Meck County sheriff presents plan to county that addresses jail staffing shortages

MECKLENBURG COUNTY, N.C. — Mecklenburg County Sheriff Garry McFadden said the jail will never close under his watch when presented his plan Tuesday to address staffing issues within the uptown Charlotte jail to county commissioners.

Staffing has been a problem for quite some time and has only gotten worse throughout the pandemic. In fact, a state report found staffing shortages have led to inadequate supervision of inmates, fights, and staff members who have been assaulted.

Channel 9′s Gina Esposito went through the 14-page report that McFadden showed commissioners. It goes through solutions to improve supervision, staffing, safety, and depopulation of the jail.


The plan touches on ways to bolster recruitment and retention efforts, and mentions how the jail is using private security to help with staffing. It also says the jail population dropped 6.4% between Dec. 23 and March 3.

The plan also goes over ways to improve supervision among inmates. Some of the corrective measures include a review of video records, as well as disciplinary action for officers who fail to adhere to the policy.

The sheriff’s office has until March 11 to produce a plan for the state showing how he’ll correct the issues found in the December inspection report. As for the county, the commissioners’ meeting is scheduled for Tuesday afternoon.

In February, Channel 9 reported the jail was still short 157 employees. At that time, the sheriff gave an update on how he’s been working to reduce the number of inmates, which was a recommendation by the state -- he said he created a 16-member team to help keep the jail safe, and said it has paid off. Since Nov. 2021, he said the jail hasn’t had an assault with a weapon. He credits the creation of a new taskforce that helps confiscate contraband.

McFadden said the changes that have to be made are corrective actions, not enforcement actions.

“My men and women are tired, but they stick it out,” McFadden said. “It will remain that way because we took an oath and a commitment.”

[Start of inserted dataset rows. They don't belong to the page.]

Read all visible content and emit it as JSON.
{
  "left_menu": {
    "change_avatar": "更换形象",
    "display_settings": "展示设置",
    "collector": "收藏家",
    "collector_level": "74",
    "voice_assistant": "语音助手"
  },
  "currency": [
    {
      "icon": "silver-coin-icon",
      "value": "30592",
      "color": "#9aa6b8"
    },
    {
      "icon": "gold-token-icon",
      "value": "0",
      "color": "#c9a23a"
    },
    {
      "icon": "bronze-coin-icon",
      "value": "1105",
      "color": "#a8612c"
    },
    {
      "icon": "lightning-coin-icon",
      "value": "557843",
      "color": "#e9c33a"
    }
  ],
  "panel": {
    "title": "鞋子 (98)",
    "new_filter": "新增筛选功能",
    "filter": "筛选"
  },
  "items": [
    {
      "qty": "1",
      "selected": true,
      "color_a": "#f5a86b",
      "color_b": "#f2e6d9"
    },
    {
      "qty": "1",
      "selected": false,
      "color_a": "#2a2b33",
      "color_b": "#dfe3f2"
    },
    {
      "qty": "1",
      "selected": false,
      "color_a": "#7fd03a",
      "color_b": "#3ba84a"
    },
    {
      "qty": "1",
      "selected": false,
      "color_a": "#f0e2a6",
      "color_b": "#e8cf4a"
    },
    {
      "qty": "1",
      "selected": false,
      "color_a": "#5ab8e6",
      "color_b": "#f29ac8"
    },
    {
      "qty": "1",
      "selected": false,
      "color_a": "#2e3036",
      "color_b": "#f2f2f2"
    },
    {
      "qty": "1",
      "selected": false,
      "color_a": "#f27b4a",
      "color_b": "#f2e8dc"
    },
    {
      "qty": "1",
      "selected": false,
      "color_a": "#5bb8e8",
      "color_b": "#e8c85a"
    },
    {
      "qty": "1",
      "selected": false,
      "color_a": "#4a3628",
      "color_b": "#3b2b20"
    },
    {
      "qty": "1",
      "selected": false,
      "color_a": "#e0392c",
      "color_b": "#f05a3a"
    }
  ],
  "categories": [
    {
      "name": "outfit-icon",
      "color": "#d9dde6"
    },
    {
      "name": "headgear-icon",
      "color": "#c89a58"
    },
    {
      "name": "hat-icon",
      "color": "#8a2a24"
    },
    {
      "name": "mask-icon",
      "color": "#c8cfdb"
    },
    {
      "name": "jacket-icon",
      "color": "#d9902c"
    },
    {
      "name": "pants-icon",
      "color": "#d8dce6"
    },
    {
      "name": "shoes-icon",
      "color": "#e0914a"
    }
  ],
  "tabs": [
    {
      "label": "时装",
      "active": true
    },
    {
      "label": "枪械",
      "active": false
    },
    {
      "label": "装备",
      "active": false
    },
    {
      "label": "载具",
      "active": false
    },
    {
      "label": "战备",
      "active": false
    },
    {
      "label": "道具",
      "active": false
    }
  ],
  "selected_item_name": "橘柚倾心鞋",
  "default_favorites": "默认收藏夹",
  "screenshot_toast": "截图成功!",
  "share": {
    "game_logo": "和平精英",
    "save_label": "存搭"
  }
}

The state recommended that the sheriff also reduce the jail population to crate a better ratio between inmates and staff. In February, McFadden said he released 104 inmates. But within 24 hours, 79 more were brought in. He asked other jails to take some inmates, but he said only five out of the 99 agencies he asked even responded.

(WATCH BELOW: Deputies investigate inmate’s death at jail in uptown Charlotte)